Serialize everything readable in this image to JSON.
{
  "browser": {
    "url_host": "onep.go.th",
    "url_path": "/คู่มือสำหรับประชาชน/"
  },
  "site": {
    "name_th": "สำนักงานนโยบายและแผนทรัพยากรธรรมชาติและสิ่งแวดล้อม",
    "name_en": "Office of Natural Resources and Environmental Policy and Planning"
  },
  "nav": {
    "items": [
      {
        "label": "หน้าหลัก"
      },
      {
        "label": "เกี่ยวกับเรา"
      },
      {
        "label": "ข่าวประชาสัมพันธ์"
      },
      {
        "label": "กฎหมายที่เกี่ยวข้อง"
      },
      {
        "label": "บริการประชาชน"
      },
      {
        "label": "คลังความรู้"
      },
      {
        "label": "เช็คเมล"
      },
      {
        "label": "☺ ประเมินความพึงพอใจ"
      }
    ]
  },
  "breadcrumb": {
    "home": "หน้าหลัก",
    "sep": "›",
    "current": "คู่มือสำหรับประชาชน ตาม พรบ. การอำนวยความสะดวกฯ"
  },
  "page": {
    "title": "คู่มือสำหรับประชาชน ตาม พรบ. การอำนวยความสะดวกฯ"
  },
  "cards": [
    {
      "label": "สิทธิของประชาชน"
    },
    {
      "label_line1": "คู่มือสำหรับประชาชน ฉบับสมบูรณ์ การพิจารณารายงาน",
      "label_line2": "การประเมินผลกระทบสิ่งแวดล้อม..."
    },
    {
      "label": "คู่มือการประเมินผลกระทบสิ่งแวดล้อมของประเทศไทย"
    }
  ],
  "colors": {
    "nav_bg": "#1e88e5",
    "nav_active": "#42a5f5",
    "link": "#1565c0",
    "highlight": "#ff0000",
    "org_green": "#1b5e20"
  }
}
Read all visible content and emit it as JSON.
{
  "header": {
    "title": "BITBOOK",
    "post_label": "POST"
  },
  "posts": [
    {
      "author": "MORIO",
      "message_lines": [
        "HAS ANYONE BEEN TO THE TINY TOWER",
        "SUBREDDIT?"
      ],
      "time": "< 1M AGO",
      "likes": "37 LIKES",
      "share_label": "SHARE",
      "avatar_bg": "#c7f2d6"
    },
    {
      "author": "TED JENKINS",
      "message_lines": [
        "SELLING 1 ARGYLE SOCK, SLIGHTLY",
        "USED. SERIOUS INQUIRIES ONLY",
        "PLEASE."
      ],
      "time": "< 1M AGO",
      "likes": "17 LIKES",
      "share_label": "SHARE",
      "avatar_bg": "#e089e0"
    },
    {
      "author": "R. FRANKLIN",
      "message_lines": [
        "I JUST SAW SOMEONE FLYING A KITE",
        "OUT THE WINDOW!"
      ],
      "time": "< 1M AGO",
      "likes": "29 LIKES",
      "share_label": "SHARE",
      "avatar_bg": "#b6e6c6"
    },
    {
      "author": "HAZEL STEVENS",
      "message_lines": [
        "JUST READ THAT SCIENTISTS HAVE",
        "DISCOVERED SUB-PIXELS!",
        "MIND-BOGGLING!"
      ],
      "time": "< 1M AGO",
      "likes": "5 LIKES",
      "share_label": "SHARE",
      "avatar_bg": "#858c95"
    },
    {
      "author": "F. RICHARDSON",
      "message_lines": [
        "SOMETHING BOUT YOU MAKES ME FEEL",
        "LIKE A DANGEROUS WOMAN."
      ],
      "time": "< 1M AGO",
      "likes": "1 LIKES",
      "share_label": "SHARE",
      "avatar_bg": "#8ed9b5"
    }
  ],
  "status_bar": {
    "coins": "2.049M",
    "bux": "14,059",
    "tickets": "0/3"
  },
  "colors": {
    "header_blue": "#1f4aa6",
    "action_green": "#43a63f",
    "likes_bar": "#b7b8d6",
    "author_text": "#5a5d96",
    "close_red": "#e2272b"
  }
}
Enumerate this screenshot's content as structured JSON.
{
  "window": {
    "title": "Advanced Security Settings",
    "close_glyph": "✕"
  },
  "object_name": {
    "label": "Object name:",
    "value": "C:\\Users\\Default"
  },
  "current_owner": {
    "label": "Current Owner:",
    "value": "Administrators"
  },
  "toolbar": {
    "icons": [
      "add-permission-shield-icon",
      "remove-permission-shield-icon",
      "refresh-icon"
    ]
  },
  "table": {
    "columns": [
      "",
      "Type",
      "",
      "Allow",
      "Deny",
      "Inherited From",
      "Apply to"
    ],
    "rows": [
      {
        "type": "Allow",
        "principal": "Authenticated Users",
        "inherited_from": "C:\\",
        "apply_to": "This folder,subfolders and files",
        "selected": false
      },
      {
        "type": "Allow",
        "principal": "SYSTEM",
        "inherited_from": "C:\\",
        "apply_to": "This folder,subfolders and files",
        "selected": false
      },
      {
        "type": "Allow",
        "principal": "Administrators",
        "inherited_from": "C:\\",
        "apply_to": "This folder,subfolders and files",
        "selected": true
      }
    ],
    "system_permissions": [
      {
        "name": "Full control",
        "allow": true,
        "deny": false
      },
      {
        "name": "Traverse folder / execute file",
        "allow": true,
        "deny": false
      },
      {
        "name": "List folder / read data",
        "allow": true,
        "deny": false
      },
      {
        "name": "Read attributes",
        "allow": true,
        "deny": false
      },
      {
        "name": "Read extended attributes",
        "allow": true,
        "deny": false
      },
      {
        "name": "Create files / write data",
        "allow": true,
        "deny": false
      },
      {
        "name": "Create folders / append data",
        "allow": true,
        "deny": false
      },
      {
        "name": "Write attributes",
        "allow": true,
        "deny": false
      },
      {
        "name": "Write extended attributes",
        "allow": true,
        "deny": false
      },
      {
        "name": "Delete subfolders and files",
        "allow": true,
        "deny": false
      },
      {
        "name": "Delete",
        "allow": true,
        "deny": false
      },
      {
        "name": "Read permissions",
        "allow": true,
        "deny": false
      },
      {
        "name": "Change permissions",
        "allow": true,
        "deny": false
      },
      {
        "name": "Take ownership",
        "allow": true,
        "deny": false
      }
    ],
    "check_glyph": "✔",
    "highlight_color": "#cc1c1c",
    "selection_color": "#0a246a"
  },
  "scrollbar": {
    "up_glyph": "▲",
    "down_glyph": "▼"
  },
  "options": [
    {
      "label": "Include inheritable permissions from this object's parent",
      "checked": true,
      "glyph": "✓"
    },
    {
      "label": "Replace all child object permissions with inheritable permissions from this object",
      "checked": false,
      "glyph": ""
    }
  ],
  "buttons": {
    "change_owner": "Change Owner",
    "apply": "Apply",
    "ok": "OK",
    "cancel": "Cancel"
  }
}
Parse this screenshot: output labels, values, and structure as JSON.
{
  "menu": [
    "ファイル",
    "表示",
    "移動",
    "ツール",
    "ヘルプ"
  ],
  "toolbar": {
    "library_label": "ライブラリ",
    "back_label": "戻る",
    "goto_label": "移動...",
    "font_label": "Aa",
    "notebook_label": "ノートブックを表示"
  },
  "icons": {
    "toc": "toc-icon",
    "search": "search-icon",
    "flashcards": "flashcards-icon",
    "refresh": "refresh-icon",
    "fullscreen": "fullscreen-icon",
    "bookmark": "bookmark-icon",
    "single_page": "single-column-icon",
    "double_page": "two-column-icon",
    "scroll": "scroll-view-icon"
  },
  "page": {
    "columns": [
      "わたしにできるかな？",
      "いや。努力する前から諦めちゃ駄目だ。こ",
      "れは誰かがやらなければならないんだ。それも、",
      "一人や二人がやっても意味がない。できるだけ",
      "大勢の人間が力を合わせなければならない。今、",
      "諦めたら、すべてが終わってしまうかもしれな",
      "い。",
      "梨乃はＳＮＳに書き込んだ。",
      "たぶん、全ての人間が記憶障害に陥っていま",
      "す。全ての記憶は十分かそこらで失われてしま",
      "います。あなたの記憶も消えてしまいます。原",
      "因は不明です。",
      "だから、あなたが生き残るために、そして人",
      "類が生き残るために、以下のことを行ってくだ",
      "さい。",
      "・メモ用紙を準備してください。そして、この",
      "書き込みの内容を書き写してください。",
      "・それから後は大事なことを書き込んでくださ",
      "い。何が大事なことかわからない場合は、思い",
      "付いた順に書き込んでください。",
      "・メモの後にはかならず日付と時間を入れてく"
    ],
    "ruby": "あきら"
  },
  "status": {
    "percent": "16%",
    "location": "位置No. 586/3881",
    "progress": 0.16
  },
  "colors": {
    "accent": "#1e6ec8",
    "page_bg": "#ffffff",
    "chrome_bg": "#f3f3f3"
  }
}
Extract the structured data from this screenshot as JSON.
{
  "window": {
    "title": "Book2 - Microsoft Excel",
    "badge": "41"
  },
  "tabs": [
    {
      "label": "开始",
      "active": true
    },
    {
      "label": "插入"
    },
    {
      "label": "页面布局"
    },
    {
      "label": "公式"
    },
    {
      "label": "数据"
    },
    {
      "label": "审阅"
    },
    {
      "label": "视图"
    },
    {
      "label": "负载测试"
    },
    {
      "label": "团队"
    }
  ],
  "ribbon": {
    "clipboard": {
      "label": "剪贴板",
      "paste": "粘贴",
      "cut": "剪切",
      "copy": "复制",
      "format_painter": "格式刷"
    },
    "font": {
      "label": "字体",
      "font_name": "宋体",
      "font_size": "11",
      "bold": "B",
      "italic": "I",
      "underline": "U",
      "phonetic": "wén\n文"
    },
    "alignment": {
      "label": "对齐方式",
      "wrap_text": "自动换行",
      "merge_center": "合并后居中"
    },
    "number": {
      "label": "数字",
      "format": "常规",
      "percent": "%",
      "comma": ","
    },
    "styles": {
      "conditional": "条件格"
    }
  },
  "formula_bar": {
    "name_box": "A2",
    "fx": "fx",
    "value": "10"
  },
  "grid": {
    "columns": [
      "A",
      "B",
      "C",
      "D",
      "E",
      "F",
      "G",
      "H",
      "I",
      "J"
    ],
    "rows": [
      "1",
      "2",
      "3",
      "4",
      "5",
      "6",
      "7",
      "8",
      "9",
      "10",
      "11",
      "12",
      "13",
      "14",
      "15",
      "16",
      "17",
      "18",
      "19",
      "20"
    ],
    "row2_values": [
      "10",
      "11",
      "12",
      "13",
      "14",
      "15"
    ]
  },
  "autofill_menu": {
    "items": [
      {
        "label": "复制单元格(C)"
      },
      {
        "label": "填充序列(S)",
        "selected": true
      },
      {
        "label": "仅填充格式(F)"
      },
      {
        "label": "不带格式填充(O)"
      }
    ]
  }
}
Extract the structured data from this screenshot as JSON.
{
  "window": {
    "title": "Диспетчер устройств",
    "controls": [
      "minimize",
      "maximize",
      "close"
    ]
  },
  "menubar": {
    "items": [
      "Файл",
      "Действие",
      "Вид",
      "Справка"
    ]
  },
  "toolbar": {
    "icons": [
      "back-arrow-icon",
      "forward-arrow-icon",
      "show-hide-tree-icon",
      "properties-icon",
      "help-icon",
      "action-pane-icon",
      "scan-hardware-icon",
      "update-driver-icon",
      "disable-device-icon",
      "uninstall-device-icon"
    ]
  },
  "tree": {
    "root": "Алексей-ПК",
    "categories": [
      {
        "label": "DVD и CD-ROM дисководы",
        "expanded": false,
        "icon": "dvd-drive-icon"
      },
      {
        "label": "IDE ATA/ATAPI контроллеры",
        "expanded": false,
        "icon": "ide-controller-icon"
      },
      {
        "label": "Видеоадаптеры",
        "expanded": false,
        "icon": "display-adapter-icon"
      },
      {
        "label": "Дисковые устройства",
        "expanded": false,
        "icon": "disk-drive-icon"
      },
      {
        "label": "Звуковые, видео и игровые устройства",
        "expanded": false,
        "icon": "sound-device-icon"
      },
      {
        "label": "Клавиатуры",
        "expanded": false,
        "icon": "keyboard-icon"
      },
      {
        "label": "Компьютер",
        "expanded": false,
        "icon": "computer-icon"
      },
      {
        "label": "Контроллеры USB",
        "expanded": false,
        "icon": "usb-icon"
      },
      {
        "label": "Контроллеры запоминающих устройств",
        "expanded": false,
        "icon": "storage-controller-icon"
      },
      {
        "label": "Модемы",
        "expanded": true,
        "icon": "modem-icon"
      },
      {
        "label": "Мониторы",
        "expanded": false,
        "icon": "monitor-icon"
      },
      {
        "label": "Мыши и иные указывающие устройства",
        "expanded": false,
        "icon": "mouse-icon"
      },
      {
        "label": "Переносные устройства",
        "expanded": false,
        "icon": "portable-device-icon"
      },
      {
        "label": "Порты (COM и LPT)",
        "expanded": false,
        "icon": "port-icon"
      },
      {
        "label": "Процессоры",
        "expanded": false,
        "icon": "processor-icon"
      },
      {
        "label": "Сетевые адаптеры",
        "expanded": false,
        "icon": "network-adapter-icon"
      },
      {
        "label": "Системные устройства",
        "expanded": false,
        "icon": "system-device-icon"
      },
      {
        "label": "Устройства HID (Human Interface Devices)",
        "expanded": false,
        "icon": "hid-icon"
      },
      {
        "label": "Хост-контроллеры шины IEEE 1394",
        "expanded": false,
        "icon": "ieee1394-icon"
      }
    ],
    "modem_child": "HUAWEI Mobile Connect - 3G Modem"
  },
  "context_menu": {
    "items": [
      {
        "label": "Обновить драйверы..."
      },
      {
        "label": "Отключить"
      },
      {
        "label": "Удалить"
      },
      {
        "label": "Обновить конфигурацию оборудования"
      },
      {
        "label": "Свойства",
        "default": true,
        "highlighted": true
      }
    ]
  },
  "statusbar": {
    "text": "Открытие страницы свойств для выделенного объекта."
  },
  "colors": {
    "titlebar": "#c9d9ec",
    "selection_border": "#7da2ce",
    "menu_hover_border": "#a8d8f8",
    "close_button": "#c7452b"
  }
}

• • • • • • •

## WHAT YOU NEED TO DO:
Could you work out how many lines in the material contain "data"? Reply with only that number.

## TASK RESPONSE:
5